According to Traditional Chinese Medicine (TCM), Qi, or vital energy, flows like a river along pathways or meridians throughout the body. An imbalance in the flow of this energy along a particular channel will affect the body’s organ systems, leading to physical, mental and emotional symptoms. Emotions are mental stimuli that influence our body. Under normal situations they do not cause disease. However, when emotions become excessive or “built up” over long periods of time, illness may result. According to TCM, the state of the internal organs also affects our emotions. Each internal organ is associated with a characteristic positive mental energy. When affected by external stimuli, the normal flow of energy within an organ system becomes disrupted, causing changes to one’s emotional state. In this view, emotions can be the cause or the symptom of a disorder.

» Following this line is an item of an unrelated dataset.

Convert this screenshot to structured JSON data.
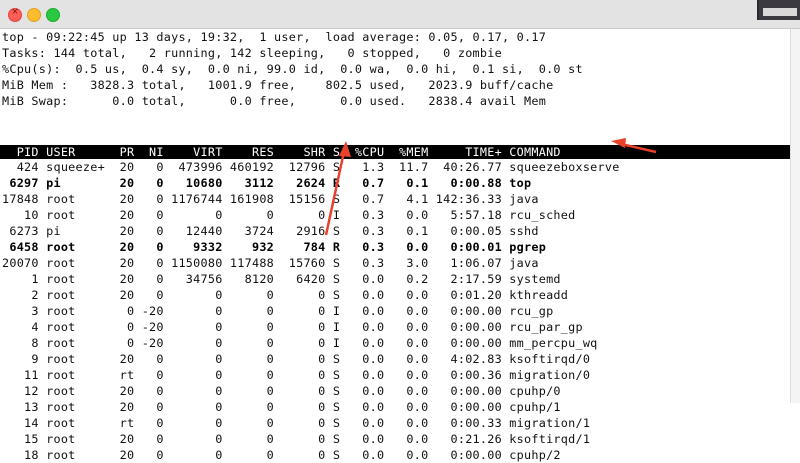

How acupuncture works

According to TCM the body can become healthy by balancing its flow of energy. Approximately 2000 different acupuncture points lie along the body’s channels of energy. Stimulating these points relieves the obstructions in the energy flow, allowing the body to heal. Auricular, or ear acupuncture involves stimulation of acupuncture points around the external ear. This form of acupuncture is often effective for the treatment of a variety of physiological and psychological health problems.

Acupuncture for stress management from the Western medicine point of view

Research indicates that acupuncture can be of therapeutic value in the management of stress, anxiety, depression and associated health problems. Psychological health problems like anxiety and depression are thought to be caused by low levels of the body’s mood enhancing chemicals (neurotransmitters) such as dopamine, noradrenaline, serotonin and GABA. Acupuncture has been proven to enhance the levels of these neurotransmitters. Chronic stress also causes an over stimulation of the sympathetic nervous system which leads to the excess release of stress hormones such as cortisol. Stress hormones can interfere with the secretion of the mood enhancing neurotransmitters, resulting in emotional imbalances. Acupuncture can affect sympathetic nerve impulses, reducing the negative impact of stress and restoring balance.

References:

Giovanni Maciocia, 2005. The Foundations of Chinese Medicine. Oleson, 1998. Auricular therapy Manual: Chinese and Western System of Ear Acupuncture.

Romina Taheri has a doctor diploma in TCM. She is a registered acupuncturist.